When I heard the state legislature was going into special session this week, I assumed that they would at least discuss adding two justices to the state Supreme Court. Republican Justice Bob Edmunds lost his reelection bid to Democrat Mike Morgan, so when the new court is seated it will have a four-to-three Democratic majority.

The Republican legislature has the power to expand the court to have a Republican majority, so I assumed they would. However, having talked to a number of legislators and listened to interviews with some of the leadership, it appears that isn’t even being considered at this point.

The legislature must have something up its sleeve because the leadership doesn’t want everything they do overturned by the court. The North Carolina legislature created this problem by not making the Supreme Court races partisan.


If you haven’t gotten out and walked around at night, away from city lights this week, you’ve missed the brightest part of this lunar cycle, but it’s still worth going out. The moon this week has been incredibly bright. My faithful companion and I have had a great time wandering around. She didn’t even complain when I started singing “Moon Shadow.”

On Dec. 13, the moon was full and it was a super moon, which occurs when the moon is closest to Earth in its orbit. It was not as bright as the full moon in November but was 30 percent brighter than a full moon when the moon is at the farthest point away from Earth on its orbit.

It’s not too late to enjoy it, but it won’t be quite as bright as it was.


I’m almost where I want to be with The New York Times subscription services. We left half-price deals behind and are now moving into the “pay us something and we will start delivering the paper to your house again” portion of the negotiations.

Newspapers can actually do this and make money because their advertising rates are based on paid circulation. As long as you pay something you get counted in the paid circulation category. But I want to move beyond that into the “they pay me” category. I haven’t gotten there yet, but I think they are softening and soon I may convince them to pay me for the privilege of throwing a newspaper in my driveway every day.


I don’t think it’s a surprise that the surgeon general is reporting that e-cigs may not be as good for you as an apple a day. But if the government cranks down the regulations and makes e-cigs more expensive and harder to buy, then smokers, particularly young people, are going to go back to regular cigarettes, which are much worse for them then e-cigs.

Sometimes it makes sense to consider the alternatives. It is not a reasonable alternative to assume that no one will use nicotine at all if e-cigs are made more difficult to obtain. Nicotine has been an immensely popular drug ever since it was discovered. It seems from a public health standpoint that cigarettes should be expensive and nicotine in e-cigs and other forms should be as cheap as possible.

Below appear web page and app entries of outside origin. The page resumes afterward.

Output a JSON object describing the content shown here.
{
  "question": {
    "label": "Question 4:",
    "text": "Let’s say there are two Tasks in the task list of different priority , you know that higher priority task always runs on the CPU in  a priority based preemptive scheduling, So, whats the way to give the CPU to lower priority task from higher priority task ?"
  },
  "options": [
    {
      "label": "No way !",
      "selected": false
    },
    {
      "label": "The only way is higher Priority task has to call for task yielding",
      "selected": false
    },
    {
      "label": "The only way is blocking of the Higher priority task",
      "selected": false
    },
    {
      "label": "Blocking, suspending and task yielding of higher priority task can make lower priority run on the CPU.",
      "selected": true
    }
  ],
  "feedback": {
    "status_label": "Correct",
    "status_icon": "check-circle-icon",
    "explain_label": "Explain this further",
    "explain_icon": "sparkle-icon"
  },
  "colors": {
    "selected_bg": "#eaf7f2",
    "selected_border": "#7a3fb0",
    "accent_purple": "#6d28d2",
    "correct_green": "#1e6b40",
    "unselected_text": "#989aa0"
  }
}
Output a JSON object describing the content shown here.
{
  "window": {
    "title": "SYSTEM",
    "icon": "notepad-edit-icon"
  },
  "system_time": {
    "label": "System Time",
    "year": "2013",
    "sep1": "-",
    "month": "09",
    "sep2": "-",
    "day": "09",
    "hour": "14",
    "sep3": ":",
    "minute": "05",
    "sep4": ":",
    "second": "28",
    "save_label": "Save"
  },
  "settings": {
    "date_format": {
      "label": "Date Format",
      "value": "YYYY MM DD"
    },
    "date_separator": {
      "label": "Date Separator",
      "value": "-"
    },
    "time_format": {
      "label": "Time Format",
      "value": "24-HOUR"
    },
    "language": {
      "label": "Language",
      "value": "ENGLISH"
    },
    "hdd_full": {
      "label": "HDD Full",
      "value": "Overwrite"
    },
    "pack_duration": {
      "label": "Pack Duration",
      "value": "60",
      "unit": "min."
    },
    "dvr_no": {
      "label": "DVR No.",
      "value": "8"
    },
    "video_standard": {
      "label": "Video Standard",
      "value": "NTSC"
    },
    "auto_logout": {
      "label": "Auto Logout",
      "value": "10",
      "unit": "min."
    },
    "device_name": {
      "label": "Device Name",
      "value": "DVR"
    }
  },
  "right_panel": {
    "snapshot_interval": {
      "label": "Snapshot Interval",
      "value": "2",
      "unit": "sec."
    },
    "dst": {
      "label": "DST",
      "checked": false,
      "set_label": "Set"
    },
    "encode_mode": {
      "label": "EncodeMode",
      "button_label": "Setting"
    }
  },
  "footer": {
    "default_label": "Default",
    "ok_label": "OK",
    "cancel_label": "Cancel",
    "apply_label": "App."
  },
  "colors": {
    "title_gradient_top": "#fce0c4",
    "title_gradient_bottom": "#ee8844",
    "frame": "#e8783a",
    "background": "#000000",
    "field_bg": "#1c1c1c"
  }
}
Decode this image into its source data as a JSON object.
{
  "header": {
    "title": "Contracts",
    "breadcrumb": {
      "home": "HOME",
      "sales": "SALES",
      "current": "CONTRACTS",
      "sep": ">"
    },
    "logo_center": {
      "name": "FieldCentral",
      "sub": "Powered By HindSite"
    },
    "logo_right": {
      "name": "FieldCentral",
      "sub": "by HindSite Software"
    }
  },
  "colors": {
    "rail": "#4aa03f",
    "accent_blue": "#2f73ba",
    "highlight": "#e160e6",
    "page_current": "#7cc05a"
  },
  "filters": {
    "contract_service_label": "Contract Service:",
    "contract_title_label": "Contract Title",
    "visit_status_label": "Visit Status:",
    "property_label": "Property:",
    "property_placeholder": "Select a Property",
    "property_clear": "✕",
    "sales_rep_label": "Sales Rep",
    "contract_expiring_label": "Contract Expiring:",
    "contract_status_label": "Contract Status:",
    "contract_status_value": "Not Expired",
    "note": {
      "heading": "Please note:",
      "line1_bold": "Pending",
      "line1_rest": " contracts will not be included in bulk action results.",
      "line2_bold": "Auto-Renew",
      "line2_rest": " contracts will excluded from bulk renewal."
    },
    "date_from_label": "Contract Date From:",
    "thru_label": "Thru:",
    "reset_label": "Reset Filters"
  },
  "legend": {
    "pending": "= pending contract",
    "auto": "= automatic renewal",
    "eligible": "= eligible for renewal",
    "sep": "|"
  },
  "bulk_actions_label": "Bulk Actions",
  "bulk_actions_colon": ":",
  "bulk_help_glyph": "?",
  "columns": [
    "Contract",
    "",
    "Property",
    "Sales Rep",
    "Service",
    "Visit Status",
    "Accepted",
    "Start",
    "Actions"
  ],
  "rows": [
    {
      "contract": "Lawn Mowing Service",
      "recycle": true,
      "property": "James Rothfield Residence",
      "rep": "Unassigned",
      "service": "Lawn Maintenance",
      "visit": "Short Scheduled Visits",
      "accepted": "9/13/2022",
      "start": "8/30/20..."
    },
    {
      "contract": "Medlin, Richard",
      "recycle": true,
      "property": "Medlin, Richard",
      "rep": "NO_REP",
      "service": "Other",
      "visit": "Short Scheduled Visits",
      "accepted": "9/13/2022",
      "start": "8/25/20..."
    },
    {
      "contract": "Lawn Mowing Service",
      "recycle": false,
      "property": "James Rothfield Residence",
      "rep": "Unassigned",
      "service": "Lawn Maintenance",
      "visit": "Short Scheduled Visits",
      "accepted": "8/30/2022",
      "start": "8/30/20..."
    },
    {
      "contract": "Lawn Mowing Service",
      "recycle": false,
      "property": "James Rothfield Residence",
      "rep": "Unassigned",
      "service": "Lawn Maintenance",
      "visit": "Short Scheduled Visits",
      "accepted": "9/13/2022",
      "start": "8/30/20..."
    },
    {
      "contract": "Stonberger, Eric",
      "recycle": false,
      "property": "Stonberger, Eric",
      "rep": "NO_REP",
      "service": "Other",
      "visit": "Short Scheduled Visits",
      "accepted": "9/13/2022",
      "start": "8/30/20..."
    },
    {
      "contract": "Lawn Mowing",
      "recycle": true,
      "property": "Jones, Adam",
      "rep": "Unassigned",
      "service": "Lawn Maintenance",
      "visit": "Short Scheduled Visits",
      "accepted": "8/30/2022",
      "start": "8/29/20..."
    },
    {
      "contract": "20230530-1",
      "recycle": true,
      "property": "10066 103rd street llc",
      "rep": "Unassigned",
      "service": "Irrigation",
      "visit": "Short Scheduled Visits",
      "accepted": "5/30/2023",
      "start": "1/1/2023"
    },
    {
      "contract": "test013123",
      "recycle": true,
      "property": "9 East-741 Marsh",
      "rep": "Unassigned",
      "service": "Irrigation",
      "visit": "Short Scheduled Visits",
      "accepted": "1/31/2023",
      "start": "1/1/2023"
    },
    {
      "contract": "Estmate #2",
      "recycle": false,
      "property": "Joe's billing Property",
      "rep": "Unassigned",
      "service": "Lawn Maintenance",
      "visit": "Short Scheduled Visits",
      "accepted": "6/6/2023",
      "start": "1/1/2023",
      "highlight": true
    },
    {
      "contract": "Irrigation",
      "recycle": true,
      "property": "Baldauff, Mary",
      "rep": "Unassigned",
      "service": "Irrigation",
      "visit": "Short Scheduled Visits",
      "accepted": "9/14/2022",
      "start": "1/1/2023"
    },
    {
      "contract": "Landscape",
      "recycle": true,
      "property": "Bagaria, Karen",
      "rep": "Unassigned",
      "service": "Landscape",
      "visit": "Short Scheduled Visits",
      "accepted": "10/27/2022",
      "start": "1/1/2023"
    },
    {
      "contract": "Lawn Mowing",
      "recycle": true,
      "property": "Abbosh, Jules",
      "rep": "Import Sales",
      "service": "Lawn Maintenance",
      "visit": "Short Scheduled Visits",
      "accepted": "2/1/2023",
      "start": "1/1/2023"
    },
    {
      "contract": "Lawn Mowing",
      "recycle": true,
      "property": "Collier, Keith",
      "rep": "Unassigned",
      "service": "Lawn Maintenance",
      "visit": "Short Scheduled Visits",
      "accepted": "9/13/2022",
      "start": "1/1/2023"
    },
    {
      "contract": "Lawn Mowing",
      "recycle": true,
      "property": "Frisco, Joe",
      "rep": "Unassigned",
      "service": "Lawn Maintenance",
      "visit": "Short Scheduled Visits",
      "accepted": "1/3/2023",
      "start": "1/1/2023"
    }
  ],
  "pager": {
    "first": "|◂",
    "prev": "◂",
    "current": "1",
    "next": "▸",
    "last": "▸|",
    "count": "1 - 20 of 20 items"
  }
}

Greensboro should launch some kind of protest against the protestors who claim oil and gas pipelines will ruin their communities. If oil and gas pipelines ruin communities then Greensboro has been ruined for decades because we have three major oil and gas pipelines that run right through the city.

Most people have no idea where those lines are, but we recently found out just how critical they are when they had to shut one of the lines down and we immediately had a gas shortage.

The truth about the lines seems to be that it’s a little messy and inconvenient getting them built, but once they are in place, most people don’t notice them anymore.


The shortest day of the year is next week and it can’t come soon enough for me. I don’t know how our friends and neighbors to the north, where the days are even shorter, survive. It does amaze me that this time of year, to get in a good walk before dark with my faithful companion, we have to leave the house by 3:15.